RINGGOLD, Ga. — U.S. Rep. Tom Graves spent most of Monday railing against federal spending, but he tried to encourage private outlays.
Graves pledged at a town hall-type meeting in Fort Oglethorpe and a Catoosa County Republican Party meeting to continue fighting federal spending, but he also promoted businesses in Ringgold, which still is recovering from the April 27 tornado.
“Ringgold is open for business,” he said Monday.
Much of the discussion Monday was about the recent debate on the federal debt limit. Graves was an outspoken opponent of raising the limit and a supporter of a constitutional amendment to balance the federal budget.
“Compromise is what got us in this mess, and it will not get us out,” he said.
Monday evening Catoosa County Republicans thanked Graves for having the “courage” to vote against the debt deal. Graves said there was significant pressure on him and other opponents to go along with House Speaker John Boehner’s plan, mentioning committee assignments and redistricting.
Graves compared voting against the party leadership to a space shuttle re-entering the atmosphere. He said hours before the debt vote, 36 house members said they would vote “no” but things got too hot for 14 lawmakers who changed their minds.
“All that stuff is being hammered on you,” he said. “There were 22 of us that held together.”
The crowd applauded some of Graves’ statements on eliminating federal agencies, placing time limits on bureaucrats and repealing President Barack Obama’s federal health care overhaul.
But while most of the crowd was supportive, a few at the town hall questioned Graves.

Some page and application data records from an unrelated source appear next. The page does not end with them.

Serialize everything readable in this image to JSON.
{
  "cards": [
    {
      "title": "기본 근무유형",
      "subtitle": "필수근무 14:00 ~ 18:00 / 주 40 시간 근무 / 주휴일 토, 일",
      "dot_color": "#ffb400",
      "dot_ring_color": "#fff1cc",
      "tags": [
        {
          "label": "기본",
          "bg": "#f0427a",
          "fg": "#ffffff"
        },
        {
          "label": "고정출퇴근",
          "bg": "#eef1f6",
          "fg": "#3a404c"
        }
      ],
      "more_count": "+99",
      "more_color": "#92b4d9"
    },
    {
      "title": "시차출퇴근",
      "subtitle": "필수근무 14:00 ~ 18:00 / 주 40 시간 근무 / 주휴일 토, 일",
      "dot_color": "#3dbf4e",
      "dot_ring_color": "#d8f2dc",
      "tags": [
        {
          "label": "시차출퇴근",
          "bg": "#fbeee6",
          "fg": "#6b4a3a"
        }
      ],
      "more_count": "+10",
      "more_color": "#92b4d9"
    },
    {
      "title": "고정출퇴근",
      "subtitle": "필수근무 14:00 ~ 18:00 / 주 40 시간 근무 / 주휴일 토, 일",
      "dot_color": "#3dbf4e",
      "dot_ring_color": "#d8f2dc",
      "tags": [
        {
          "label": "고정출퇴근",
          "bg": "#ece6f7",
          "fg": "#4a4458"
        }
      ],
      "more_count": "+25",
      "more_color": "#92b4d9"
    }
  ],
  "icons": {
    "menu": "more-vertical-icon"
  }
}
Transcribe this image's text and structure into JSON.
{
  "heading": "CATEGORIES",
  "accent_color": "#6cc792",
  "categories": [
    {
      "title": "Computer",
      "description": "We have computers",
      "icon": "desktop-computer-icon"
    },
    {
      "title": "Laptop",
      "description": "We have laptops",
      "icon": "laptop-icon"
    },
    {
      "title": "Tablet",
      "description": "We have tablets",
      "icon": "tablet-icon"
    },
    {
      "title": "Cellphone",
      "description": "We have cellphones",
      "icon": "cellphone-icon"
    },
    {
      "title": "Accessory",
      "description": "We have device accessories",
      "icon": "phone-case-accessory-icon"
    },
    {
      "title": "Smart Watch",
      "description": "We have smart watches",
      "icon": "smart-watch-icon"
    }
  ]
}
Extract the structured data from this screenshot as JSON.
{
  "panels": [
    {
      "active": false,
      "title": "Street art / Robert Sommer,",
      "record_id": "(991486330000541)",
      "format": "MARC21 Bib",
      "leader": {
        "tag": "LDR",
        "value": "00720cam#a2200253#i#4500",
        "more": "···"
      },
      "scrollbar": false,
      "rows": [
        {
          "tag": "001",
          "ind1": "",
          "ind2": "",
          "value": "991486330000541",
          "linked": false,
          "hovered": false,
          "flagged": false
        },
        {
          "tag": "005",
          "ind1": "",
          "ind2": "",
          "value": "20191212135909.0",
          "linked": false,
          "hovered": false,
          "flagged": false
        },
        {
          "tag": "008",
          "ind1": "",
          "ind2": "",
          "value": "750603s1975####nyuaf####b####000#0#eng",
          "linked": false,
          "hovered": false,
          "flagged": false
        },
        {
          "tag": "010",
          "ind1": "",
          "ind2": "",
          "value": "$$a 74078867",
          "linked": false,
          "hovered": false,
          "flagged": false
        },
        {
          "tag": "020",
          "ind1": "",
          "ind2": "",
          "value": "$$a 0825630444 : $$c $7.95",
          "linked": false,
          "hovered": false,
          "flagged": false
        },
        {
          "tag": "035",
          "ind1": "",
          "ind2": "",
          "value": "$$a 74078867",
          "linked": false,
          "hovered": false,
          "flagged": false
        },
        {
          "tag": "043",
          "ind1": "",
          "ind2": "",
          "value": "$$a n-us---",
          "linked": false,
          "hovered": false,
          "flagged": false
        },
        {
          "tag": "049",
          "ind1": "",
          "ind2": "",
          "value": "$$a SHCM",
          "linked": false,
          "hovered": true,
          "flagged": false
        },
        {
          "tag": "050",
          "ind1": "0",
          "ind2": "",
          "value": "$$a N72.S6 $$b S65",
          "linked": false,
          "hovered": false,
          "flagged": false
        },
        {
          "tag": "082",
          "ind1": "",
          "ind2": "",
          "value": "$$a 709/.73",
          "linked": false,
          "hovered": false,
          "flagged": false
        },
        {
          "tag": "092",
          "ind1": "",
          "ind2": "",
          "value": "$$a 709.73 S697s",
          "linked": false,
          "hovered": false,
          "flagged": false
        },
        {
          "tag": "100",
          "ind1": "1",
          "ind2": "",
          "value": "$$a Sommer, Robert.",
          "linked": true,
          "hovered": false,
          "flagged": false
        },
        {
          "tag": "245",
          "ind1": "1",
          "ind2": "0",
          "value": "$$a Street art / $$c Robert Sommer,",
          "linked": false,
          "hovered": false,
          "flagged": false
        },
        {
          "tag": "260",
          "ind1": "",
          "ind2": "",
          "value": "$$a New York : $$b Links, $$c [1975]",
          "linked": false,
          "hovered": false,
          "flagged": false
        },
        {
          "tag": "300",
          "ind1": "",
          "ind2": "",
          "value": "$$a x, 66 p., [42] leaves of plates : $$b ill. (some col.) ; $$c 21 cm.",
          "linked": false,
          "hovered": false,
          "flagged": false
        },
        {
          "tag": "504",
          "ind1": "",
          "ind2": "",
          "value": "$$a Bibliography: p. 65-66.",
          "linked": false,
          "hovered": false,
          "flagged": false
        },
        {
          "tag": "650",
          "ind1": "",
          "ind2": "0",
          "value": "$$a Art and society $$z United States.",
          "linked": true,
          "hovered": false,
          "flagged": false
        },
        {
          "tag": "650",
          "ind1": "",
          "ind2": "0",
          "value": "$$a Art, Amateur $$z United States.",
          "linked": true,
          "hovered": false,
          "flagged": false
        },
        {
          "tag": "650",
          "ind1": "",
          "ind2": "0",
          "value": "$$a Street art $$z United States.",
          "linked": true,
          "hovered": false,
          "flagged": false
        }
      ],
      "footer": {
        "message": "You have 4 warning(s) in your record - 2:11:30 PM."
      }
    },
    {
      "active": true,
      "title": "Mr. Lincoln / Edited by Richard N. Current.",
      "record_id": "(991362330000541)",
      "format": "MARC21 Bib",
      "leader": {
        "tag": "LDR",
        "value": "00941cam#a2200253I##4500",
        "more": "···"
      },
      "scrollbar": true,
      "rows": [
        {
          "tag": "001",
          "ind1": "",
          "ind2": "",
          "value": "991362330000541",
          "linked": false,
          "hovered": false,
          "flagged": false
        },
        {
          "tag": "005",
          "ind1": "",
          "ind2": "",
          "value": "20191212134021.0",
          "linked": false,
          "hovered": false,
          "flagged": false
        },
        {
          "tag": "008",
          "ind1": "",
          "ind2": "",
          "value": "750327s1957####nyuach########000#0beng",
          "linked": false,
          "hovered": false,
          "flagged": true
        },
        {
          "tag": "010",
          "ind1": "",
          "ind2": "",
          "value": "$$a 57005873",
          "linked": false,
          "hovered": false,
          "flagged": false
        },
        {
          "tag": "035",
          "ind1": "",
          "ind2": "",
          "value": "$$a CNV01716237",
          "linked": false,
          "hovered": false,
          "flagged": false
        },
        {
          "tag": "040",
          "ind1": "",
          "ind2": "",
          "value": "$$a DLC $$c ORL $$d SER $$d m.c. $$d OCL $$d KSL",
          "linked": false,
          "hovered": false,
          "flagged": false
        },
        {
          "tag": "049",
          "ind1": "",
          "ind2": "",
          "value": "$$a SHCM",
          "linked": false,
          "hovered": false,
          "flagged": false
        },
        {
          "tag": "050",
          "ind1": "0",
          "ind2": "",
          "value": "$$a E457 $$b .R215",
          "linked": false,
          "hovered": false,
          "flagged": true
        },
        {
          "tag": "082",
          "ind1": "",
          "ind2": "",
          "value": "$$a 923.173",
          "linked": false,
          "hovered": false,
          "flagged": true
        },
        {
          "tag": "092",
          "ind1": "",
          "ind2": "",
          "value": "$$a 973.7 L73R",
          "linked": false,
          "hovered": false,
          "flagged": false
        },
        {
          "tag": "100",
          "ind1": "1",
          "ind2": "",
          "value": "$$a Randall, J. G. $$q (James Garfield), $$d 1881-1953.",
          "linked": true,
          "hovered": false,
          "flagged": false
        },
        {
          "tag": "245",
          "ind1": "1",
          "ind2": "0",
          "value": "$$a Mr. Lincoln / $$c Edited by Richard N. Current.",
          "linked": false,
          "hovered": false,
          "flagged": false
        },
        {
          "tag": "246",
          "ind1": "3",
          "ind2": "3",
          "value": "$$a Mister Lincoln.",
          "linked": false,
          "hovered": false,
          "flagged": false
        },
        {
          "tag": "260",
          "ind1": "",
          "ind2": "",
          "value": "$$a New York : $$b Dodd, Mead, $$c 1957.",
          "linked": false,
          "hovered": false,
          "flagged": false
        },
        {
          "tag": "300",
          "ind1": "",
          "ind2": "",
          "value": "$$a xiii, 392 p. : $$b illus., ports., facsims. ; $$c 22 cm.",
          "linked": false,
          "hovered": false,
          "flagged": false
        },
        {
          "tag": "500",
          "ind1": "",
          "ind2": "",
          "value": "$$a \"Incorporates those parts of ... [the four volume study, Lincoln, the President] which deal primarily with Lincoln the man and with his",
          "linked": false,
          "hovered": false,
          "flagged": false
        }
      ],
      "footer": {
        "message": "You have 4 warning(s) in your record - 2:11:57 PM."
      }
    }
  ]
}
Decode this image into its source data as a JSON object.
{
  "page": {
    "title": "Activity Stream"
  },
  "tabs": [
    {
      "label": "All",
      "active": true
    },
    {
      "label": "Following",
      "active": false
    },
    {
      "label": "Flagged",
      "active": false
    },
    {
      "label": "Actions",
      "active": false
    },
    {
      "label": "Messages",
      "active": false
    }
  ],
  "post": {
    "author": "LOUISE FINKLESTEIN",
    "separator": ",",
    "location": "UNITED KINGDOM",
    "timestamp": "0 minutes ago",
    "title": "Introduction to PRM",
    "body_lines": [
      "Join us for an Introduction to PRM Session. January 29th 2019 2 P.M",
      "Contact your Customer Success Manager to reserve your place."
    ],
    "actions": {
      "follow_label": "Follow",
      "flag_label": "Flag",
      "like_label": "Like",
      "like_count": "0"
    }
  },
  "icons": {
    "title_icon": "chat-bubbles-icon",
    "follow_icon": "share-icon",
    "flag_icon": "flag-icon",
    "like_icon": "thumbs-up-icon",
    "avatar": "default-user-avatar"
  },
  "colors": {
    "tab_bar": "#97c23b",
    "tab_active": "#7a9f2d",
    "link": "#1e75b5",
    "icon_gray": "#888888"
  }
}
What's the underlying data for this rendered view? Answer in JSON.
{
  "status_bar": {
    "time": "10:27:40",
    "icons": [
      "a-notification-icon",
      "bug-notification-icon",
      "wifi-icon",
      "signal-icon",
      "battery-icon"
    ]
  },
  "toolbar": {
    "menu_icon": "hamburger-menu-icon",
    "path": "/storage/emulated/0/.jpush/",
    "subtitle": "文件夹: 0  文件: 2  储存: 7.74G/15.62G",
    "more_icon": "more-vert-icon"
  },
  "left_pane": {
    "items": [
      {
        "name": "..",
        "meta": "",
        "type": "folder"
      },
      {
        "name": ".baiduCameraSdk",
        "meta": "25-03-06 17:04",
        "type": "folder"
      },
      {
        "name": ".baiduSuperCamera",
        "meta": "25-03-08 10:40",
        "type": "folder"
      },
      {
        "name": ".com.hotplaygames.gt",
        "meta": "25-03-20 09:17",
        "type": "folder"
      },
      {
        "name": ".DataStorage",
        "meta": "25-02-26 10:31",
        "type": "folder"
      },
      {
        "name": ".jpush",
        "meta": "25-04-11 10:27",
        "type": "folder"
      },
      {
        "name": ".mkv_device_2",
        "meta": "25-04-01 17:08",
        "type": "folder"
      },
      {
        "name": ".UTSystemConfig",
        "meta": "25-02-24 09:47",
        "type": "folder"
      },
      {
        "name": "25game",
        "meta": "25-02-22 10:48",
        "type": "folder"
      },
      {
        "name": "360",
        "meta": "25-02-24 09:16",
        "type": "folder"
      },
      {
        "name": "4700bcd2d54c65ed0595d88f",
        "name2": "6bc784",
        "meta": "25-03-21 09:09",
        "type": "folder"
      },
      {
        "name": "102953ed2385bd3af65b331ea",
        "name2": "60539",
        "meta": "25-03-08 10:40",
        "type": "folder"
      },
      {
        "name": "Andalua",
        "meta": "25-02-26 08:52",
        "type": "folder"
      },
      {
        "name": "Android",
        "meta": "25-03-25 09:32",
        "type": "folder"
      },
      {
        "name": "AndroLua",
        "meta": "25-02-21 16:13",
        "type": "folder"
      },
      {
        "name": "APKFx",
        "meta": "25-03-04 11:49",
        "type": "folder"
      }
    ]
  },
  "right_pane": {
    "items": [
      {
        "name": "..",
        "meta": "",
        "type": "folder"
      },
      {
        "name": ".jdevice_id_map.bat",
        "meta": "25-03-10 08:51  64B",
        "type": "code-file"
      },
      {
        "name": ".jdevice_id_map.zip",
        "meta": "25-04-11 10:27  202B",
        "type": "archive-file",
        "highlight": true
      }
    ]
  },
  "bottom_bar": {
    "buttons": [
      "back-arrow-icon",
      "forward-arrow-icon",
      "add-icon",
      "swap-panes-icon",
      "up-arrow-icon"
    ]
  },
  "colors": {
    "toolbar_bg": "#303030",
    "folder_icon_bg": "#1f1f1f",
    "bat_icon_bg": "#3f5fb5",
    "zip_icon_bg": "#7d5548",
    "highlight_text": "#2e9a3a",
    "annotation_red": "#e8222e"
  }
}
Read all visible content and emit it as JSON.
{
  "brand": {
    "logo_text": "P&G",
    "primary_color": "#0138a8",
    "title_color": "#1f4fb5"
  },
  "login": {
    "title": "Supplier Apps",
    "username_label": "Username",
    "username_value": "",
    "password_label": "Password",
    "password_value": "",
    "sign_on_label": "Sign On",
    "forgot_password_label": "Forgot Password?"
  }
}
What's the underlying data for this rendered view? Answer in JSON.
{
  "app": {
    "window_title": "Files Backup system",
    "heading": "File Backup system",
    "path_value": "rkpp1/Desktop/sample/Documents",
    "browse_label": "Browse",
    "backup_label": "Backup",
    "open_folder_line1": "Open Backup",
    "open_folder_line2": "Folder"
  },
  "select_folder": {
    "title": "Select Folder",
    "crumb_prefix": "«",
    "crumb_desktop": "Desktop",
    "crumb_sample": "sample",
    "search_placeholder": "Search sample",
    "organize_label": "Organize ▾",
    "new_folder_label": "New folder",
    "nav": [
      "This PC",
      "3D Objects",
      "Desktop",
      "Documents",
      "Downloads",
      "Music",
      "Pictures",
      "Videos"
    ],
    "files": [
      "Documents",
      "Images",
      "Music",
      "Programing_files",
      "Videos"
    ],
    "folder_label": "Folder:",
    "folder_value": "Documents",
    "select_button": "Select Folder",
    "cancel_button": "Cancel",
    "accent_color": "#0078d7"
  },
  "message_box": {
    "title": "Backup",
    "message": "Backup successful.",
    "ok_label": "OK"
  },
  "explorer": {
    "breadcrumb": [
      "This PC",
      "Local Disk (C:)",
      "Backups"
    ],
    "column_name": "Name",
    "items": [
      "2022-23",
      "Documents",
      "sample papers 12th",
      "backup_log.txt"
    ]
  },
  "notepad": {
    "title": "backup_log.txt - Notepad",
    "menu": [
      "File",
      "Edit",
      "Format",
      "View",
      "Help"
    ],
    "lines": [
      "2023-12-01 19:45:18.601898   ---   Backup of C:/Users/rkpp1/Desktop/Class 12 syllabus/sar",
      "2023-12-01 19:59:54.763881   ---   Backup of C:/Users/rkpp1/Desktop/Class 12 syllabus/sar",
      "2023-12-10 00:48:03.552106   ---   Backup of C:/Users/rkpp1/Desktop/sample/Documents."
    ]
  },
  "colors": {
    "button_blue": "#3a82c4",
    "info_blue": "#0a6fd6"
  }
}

Rising Fawn, Ga., resident Ginnie Sams challenged the congressman on his statements that shrinking the federal government and its expenditures would create private sector jobs. Sams said that many companies rely on federal contracts and losing those deals would lead companies like Lockhead to lay off employees.
“[Cutting] affects the spending, but it also affects the businesses,” Sams argued.
Graves replied that any money the government spends has to come from somewhere.
“Where they’re taking it from is the job creators in the private sector,” he said.
He drew applause when he reiterated his stance as a “free market capitalist.”
Sams said General Motors became extremely profitable after its bailout but left the microphone to a murmur of boos and nos.
Graves toured downtown Ringgold, stopping at Cochran’s Furniture and Price Pharmacy.
He spoke with Cindie Robinson, who runs Uniktings jewelry and gift shop on Nashville Street.
“How’s business?” Graves asked, standing next to a display of bees wax lotions.
“Honestly?” Robinson asked hesitantly. “Terrible. I still get calls — people wanting to know if downtown Ringgold is open.”
In a speech from the House floor last month that aired on C-SPAN, Graves encouraged lawmakers and others traveling Interstate 75 to visit the Catoosa County town to help the recovery.
Graves has a meeting scheduled today at 6 p.m. at the Dalton Depot and another at 6 p.m. on Aug. 16 at the Murray County Senior Center.
Contact Andy Johns at firstname.lastname@example.org or 423-757-6324.
Andy began working at the Times Free Press in July 2008 as a general assignment reporter before focusing on Northwest Georgia and Georgia politics in May of 2009. Before coming to the Times Free Press, Andy worked for the Anniston Star, the Rome News Tribune and the Campus Carrier at Berry College, where he graduated with a communications degree in 2006. He is pursuing a master’s degree in business administration at the University of Tennessee ...